For liberty and home, that I may see,
5. Androcles, the slave of a noble Roman, who was proconsul of Africa, having fled into the deserts to escape punishment for some offence, went into a cave, in which he had scarcely seated himself, when a huge lion entered, and, coming up to him, laid its paw upon his lap. When he had recovered from his fright, he pulled out a large thorn, which he observed had caused the lion's foot to swell; upon which the grateful animal went away, and soon after returned with a fawn, which it had just killed. For many days he was supported in the same manner; till, tired of this savage society, he determined to give himself up to his master. He was condemned to fight with wild beasts in the amphitheatre at Rome. When the day at last arrived, and every thing was ready, a monstrous lion sprung from its den; but it no sooner saw Androcles, than it fell to the ground, and began to lick his feet. It was his friend of the African deserts; and the spectators having heard the story, interceded for the slave, who was immediately set at liberty, and received the lion as a present. He used to lead it through the streets of Rome, the people saying to one another, as they passed, “This is the lion, who was the man's host; this is the man, who was the lion's physician.”
6. Then Commerce brought into the public walk
Let the Pupil write from the following hints, expressing the ideas in sentences of his own construction and arrangement:— EXAMPLE.
The Rein-deer; in what countries found; importance to the inhabitants; what animals it supplies the place of; in what respects; what got from it; what trained to draw ; mode of travelling.
The rein-deer is a native of the icy regions of the north, where, by a wise and bountiful arrangement of Providence, it exists for the support and comfort of a race of men, who would find it impossible to subsist among their frozen lakes and snowy mountains, without the advantages which they derive from this inestimable animal. To the Laplanders, the horse, the cow, and the sheep, are unknown; but the rein-deer supplies the place of them all. It supplies the place of the horse, in carrying them over tracks that would otherwise be impassable; that of the cow, in affording them milk; and that of the sheep, in clothing them. Its flesh affords excellent food; its very sinews supply them with thread; and there is scarcely any part of the animal that is not, in some way, conducive to their comfortable existence. The rein-deer are, at an early age, taught to draw the sledge, which is an extremely light sort of carriage, that can be used only in winter, when the ground is covered with snow. The person who sits in it, guides the animal with a cord fastened to its horns, and drives it with a goad.
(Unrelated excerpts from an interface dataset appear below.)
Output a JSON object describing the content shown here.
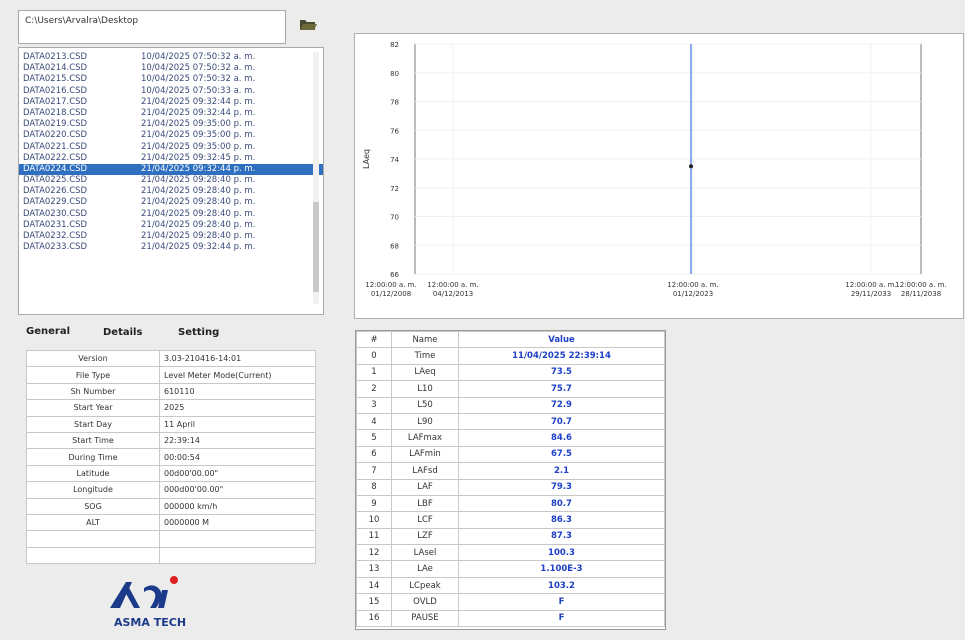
{
  "path": "C:\\Users\\Arvalra\\Desktop",
  "files": [
    {
      "name": "DATA0213.CSD",
      "date": "10/04/2025 07:50:32 a. m."
    },
    {
      "name": "DATA0214.CSD",
      "date": "10/04/2025 07:50:32 a. m."
    },
    {
      "name": "DATA0215.CSD",
      "date": "10/04/2025 07:50:32 a. m."
    },
    {
      "name": "DATA0216.CSD",
      "date": "10/04/2025 07:50:33 a. m."
    },
    {
      "name": "DATA0217.CSD",
      "date": "21/04/2025 09:32:44 p. m."
    },
    {
      "name": "DATA0218.CSD",
      "date": "21/04/2025 09:32:44 p. m."
    },
    {
      "name": "DATA0219.CSD",
      "date": "21/04/2025 09:35:00 p. m."
    },
    {
      "name": "DATA0220.CSD",
      "date": "21/04/2025 09:35:00 p. m."
    },
    {
      "name": "DATA0221.CSD",
      "date": "21/04/2025 09:35:00 p. m."
    },
    {
      "name": "DATA0222.CSD",
      "date": "21/04/2025 09:32:45 p. m."
    },
    {
      "name": "DATA0224.CSD",
      "date": "21/04/2025 09:32:44 p. m.",
      "selected": true
    },
    {
      "name": "DATA0225.CSD",
      "date": "21/04/2025 09:28:40 p. m."
    },
    {
      "name": "DATA0226.CSD",
      "date": "21/04/2025 09:28:40 p. m."
    },
    {
      "name": "DATA0229.CSD",
      "date": "21/04/2025 09:28:40 p. m."
    },
    {
      "name": "DATA0230.CSD",
      "date": "21/04/2025 09:28:40 p. m."
    },
    {
      "name": "DATA0231.CSD",
      "date": "21/04/2025 09:28:40 p. m."
    },
    {
      "name": "DATA0232.CSD",
      "date": "21/04/2025 09:28:40 p. m."
    },
    {
      "name": "DATA0233.CSD",
      "date": "21/04/2025 09:32:44 p. m."
    }
  ],
  "tabs": {
    "general": "General",
    "details": "Details",
    "setting": "Setting"
  },
  "info": [
    {
      "k": "Version",
      "v": "3.03-210416-14:01"
    },
    {
      "k": "File Type",
      "v": "Level Meter Mode(Current)"
    },
    {
      "k": "Sh Number",
      "v": "610110"
    },
    {
      "k": "Start Year",
      "v": "2025"
    },
    {
      "k": "Start Day",
      "v": "11 April"
    },
    {
      "k": "Start Time",
      "v": "22:39:14"
    },
    {
      "k": "During Time",
      "v": "00:00:54"
    },
    {
      "k": "Latitude",
      "v": "00d00'00.00\""
    },
    {
      "k": "Longitude",
      "v": "000d00'00.00\""
    },
    {
      "k": "SOG",
      "v": "000000 km/h"
    },
    {
      "k": "ALT",
      "v": "0000000 M"
    },
    {
      "k": "",
      "v": ""
    },
    {
      "k": "",
      "v": ""
    }
  ],
  "logo": {
    "text": "ASMA TECH",
    "accent": "#e02020",
    "brand": "#1c3a8a"
  },
  "chart_data": {
    "type": "line",
    "ylabel": "LAeq",
    "ylim": [
      66,
      82
    ],
    "yticks": [
      "82",
      "80",
      "78",
      "76",
      "74",
      "72",
      "70",
      "68",
      "66"
    ],
    "xticks": [
      {
        "l1": "12:00:00 a. m.",
        "l2": "01/12/2008"
      },
      {
        "l1": "12:00:00 a. m.",
        "l2": "04/12/2013"
      },
      {
        "l1": "12:00:00 a. m.",
        "l2": "01/12/2023"
      },
      {
        "l1": "12:00:00 a. m.",
        "l2": "29/11/2033"
      },
      {
        "l1": "12:00:00 a. m.",
        "l2": "28/11/2038"
      }
    ],
    "series": [
      {
        "points": [
          {
            "x": "11/04/2025 22:39:14",
            "y": 73.5
          }
        ]
      }
    ],
    "grid": true,
    "line_color": "#2255dd"
  },
  "table": {
    "headers": {
      "idx": "#",
      "name": "Name",
      "value": "Value"
    },
    "rows": [
      {
        "i": "0",
        "n": "Time",
        "v": "11/04/2025 22:39:14"
      },
      {
        "i": "1",
        "n": "LAeq",
        "v": "73.5"
      },
      {
        "i": "2",
        "n": "L10",
        "v": "75.7"
      },
      {
        "i": "3",
        "n": "L50",
        "v": "72.9"
      },
      {
        "i": "4",
        "n": "L90",
        "v": "70.7"
      },
      {
        "i": "5",
        "n": "LAFmax",
        "v": "84.6"
      },
      {
        "i": "6",
        "n": "LAFmin",
        "v": "67.5"
      },
      {
        "i": "7",
        "n": "LAFsd",
        "v": "2.1"
      },
      {
        "i": "8",
        "n": "LAF",
        "v": "79.3"
      },
      {
        "i": "9",
        "n": "LBF",
        "v": "80.7"
      },
      {
        "i": "10",
        "n": "LCF",
        "v": "86.3"
      },
      {
        "i": "11",
        "n": "LZF",
        "v": "87.3"
      },
      {
        "i": "12",
        "n": "LAsel",
        "v": "100.3"
      },
      {
        "i": "13",
        "n": "LAe",
        "v": "1.100E-3"
      },
      {
        "i": "14",
        "n": "LCpeak",
        "v": "103.2"
      },
      {
        "i": "15",
        "n": "OVLD",
        "v": "F"
      },
      {
        "i": "16",
        "n": "PAUSE",
        "v": "F"
      }
    ]
  }
}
The Laplander will in this manner travel about thirty miles a-day, without forcing the rein-deer to make any extraordinary effort.
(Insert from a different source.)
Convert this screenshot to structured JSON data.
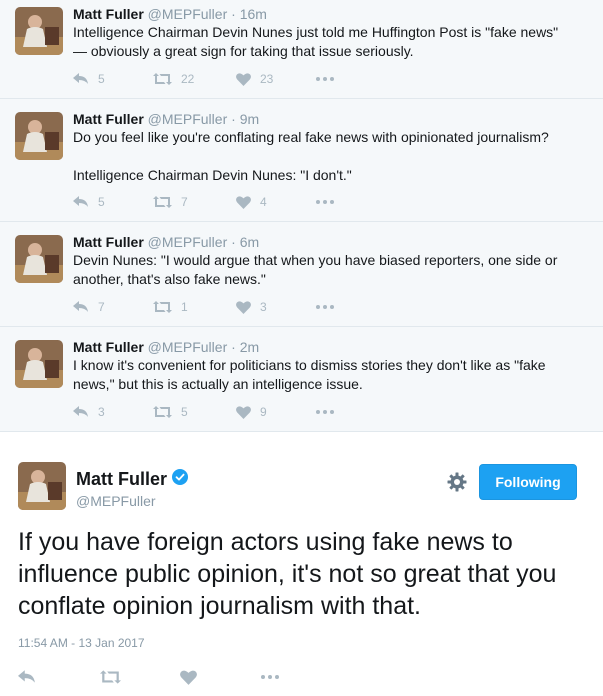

1. The Camel; where found; the varieties of this animal found in some countries; description of countries in which found; what got from it; what its special use; how adapted for travelling; its docility; anecdotes of the camel.
2. The Cotton-plant; where cultivated; how raised; what it yields; how produce gathered; how prepared; cotton-manufactures; where carried to greatest perfection; by what means; improvers of cotton-manufactures; influence upon comfort, habits, and civilisation of mankind.